§ **REQUIRED ACTION**:
Print the lines of the entries below from the one with "Give me the" through the final line, exactly as they appear. The pictures are not part of the copy.

(SUPPLIED RECORDS begins)

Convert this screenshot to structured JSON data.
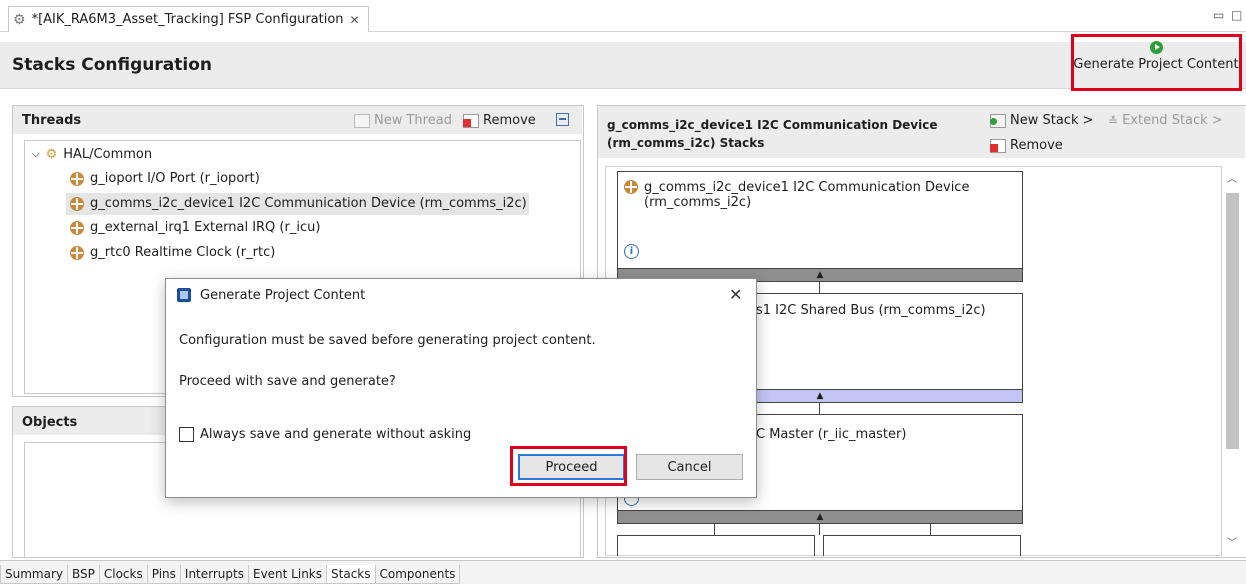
{
  "editor_tab": {
    "title": "*[AIK_RA6M3_Asset_Tracking] FSP Configuration",
    "close": "✕"
  },
  "window_controls": {
    "minimize": "▭",
    "maximize": "□"
  },
  "header": {
    "title": "Stacks Configuration",
    "generate_label": "Generate Project Content"
  },
  "threads": {
    "title": "Threads",
    "new_thread": "New Thread",
    "remove": "Remove",
    "root": "HAL/Common",
    "items": [
      "g_ioport I/O Port (r_ioport)",
      "g_comms_i2c_device1 I2C Communication Device (rm_comms_i2c)",
      "g_external_irq1 External IRQ (r_icu)",
      "g_rtc0 Realtime Clock (r_rtc)"
    ]
  },
  "objects": {
    "title": "Objects"
  },
  "stacks": {
    "title_line1": "g_comms_i2c_device1 I2C Communication Device",
    "title_line2": "(rm_comms_i2c) Stacks",
    "new_stack": "New Stack >",
    "extend_stack": "Extend Stack >",
    "remove": "Remove",
    "box1_line1": "g_comms_i2c_device1 I2C Communication Device",
    "box1_line2": "(rm_comms_i2c)",
    "box2_text": "s1 I2C Shared Bus (rm_comms_i2c)",
    "box3_text": "C Master (r_iic_master)"
  },
  "dialog": {
    "title": "Generate Project Content",
    "close": "✕",
    "message": "Configuration must be saved before generating project content.",
    "question": "Proceed with save and generate?",
    "checkbox_label": "Always save and generate without asking",
    "checkbox_checked": false,
    "proceed": "Proceed",
    "cancel": "Cancel"
  },
  "bottom_tabs": [
    "Summary",
    "BSP",
    "Clocks",
    "Pins",
    "Interrupts",
    "Event Links",
    "Stacks",
    "Components"
  ],
  "active_bottom_tab": "Stacks",
  "colors": {
    "highlight": "#e0001b",
    "accent_green": "#2e9e3a",
    "selection": "#e5e5e5",
    "bar_blue": "#c5c5f5"
  }
}
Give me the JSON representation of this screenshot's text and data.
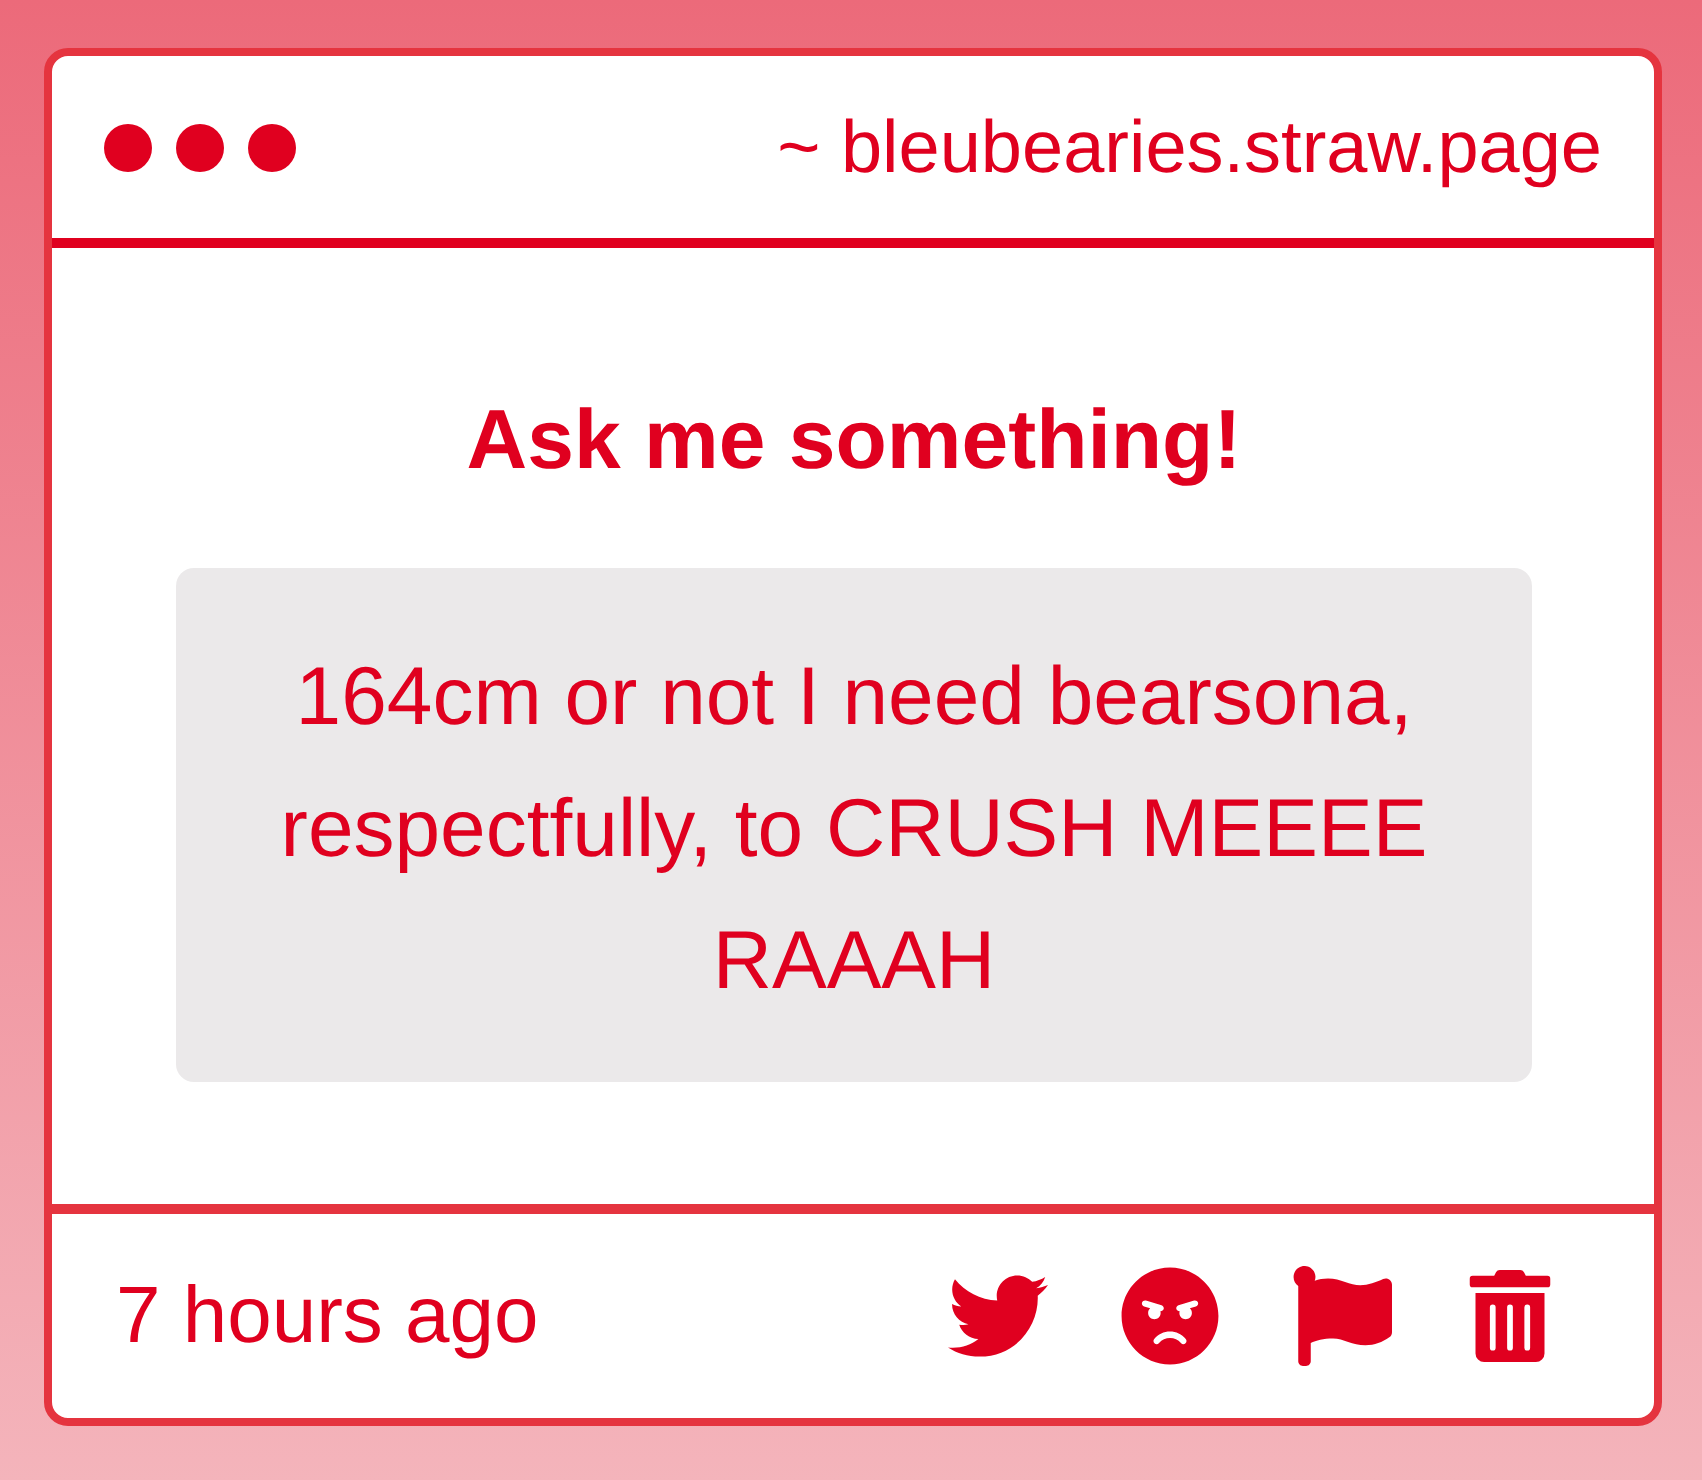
{
  "window": {
    "url": "~ bleubearies.straw.page"
  },
  "prompt": "Ask me something!",
  "question": "164cm or not I need bearsona, respectfully, to CRUSH MEEEE RAAAH",
  "footer": {
    "time": "7 hours ago",
    "actions": [
      {
        "kind": "share"
      },
      {
        "kind": "react"
      },
      {
        "kind": "report"
      },
      {
        "kind": "delete"
      }
    ]
  }
}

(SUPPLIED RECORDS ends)

§ **WRITTEN SOLUTION**:
Give me the JSON representation of this screenshot's text and data.
{
  "window": {
    "url": "~ bleubearies.straw.page"
  },
  "prompt": "Ask me something!",
  "question": "164cm or not I need bearsona, respectfully, to CRUSH MEEEE RAAAH",
  "footer": {
    "time": "7 hours ago",
    "actions": [
      {
        "kind": "share"
      },
      {
        "kind": "react"
      },
      {
        "kind": "report"
      },
      {
        "kind": "delete"
      }
    ]
  }
}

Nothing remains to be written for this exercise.